** Opening Supplied entries block **
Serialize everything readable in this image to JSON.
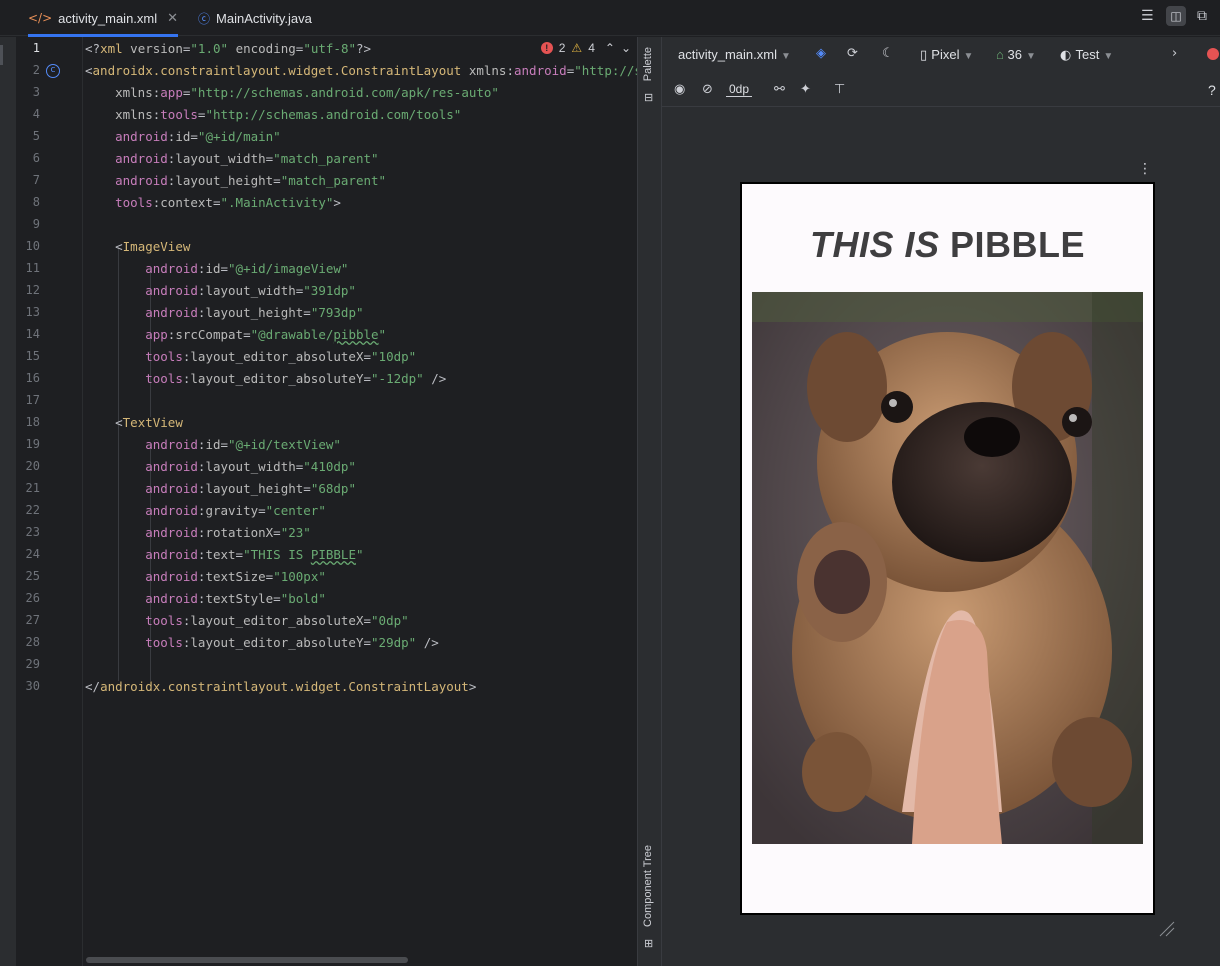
{
  "tabs": [
    {
      "label": "activity_main.xml",
      "icon": "xml-file-icon",
      "active": true
    },
    {
      "label": "MainActivity.java",
      "icon": "java-class-icon",
      "active": false
    }
  ],
  "editor": {
    "inspection": {
      "errors": "2",
      "warnings": "4"
    },
    "line_numbers": [
      "1",
      "2",
      "3",
      "4",
      "5",
      "6",
      "7",
      "8",
      "9",
      "10",
      "11",
      "12",
      "13",
      "14",
      "15",
      "16",
      "17",
      "18",
      "19",
      "20",
      "21",
      "22",
      "23",
      "24",
      "25",
      "26",
      "27",
      "28",
      "29",
      "30"
    ]
  },
  "side_panels": {
    "palette": "Palette",
    "component_tree": "Component Tree"
  },
  "design": {
    "file_dropdown": "activity_main.xml",
    "device": "Pixel",
    "api_level": "36",
    "theme": "Test",
    "margin_default": "0dp",
    "help": "?",
    "preview_text": {
      "italic_part": "THIS IS",
      "rest": " PIBBLE"
    }
  },
  "colors": {
    "accent": "#3574f0",
    "string": "#6aab73",
    "tag": "#d5b778",
    "namespace": "#c77dbb",
    "error": "#e55353",
    "warning": "#e0b341"
  }
}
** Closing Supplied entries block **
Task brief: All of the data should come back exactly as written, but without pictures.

Solution below:
Serialize everything readable in this image to JSON.
{
  "tabs": [
    {
      "label": "activity_main.xml",
      "icon": "xml-file-icon",
      "active": true
    },
    {
      "label": "MainActivity.java",
      "icon": "java-class-icon",
      "active": false
    }
  ],
  "editor": {
    "inspection": {
      "errors": "2",
      "warnings": "4"
    },
    "line_numbers": [
      "1",
      "2",
      "3",
      "4",
      "5",
      "6",
      "7",
      "8",
      "9",
      "10",
      "11",
      "12",
      "13",
      "14",
      "15",
      "16",
      "17",
      "18",
      "19",
      "20",
      "21",
      "22",
      "23",
      "24",
      "25",
      "26",
      "27",
      "28",
      "29",
      "30"
    ]
  },
  "side_panels": {
    "palette": "Palette",
    "component_tree": "Component Tree"
  },
  "design": {
    "file_dropdown": "activity_main.xml",
    "device": "Pixel",
    "api_level": "36",
    "theme": "Test",
    "margin_default": "0dp",
    "help": "?",
    "preview_text": {
      "italic_part": "THIS IS",
      "rest": " PIBBLE"
    }
  },
  "colors": {
    "accent": "#3574f0",
    "string": "#6aab73",
    "tag": "#d5b778",
    "namespace": "#c77dbb",
    "error": "#e55353",
    "warning": "#e0b341"
  }
}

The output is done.